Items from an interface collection
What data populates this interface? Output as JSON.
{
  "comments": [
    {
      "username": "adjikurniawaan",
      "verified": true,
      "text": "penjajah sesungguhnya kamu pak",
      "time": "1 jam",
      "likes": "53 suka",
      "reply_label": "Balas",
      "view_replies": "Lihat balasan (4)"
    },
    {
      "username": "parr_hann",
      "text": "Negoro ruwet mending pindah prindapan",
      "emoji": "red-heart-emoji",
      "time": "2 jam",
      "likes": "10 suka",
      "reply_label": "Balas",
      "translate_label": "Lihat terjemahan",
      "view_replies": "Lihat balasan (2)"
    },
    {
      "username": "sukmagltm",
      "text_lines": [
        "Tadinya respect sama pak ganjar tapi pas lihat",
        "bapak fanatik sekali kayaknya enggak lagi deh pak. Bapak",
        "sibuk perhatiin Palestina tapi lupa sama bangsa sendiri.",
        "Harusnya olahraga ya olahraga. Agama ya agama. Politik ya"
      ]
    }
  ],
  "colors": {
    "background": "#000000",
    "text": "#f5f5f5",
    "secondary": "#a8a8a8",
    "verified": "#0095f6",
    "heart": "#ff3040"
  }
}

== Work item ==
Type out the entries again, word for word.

== Answer ==
What data populates this interface? Output as JSON.
{
  "comments": [
    {
      "username": "adjikurniawaan",
      "verified": true,
      "text": "penjajah sesungguhnya kamu pak",
      "time": "1 jam",
      "likes": "53 suka",
      "reply_label": "Balas",
      "view_replies": "Lihat balasan (4)"
    },
    {
      "username": "parr_hann",
      "text": "Negoro ruwet mending pindah prindapan",
      "emoji": "red-heart-emoji",
      "time": "2 jam",
      "likes": "10 suka",
      "reply_label": "Balas",
      "translate_label": "Lihat terjemahan",
      "view_replies": "Lihat balasan (2)"
    },
    {
      "username": "sukmagltm",
      "text_lines": [
        "Tadinya respect sama pak ganjar tapi pas lihat",
        "bapak fanatik sekali kayaknya enggak lagi deh pak. Bapak",
        "sibuk perhatiin Palestina tapi lupa sama bangsa sendiri.",
        "Harusnya olahraga ya olahraga. Agama ya agama. Politik ya"
      ]
    }
  ],
  "colors": {
    "background": "#000000",
    "text": "#f5f5f5",
    "secondary": "#a8a8a8",
    "verified": "#0095f6",
    "heart": "#ff3040"
  }
}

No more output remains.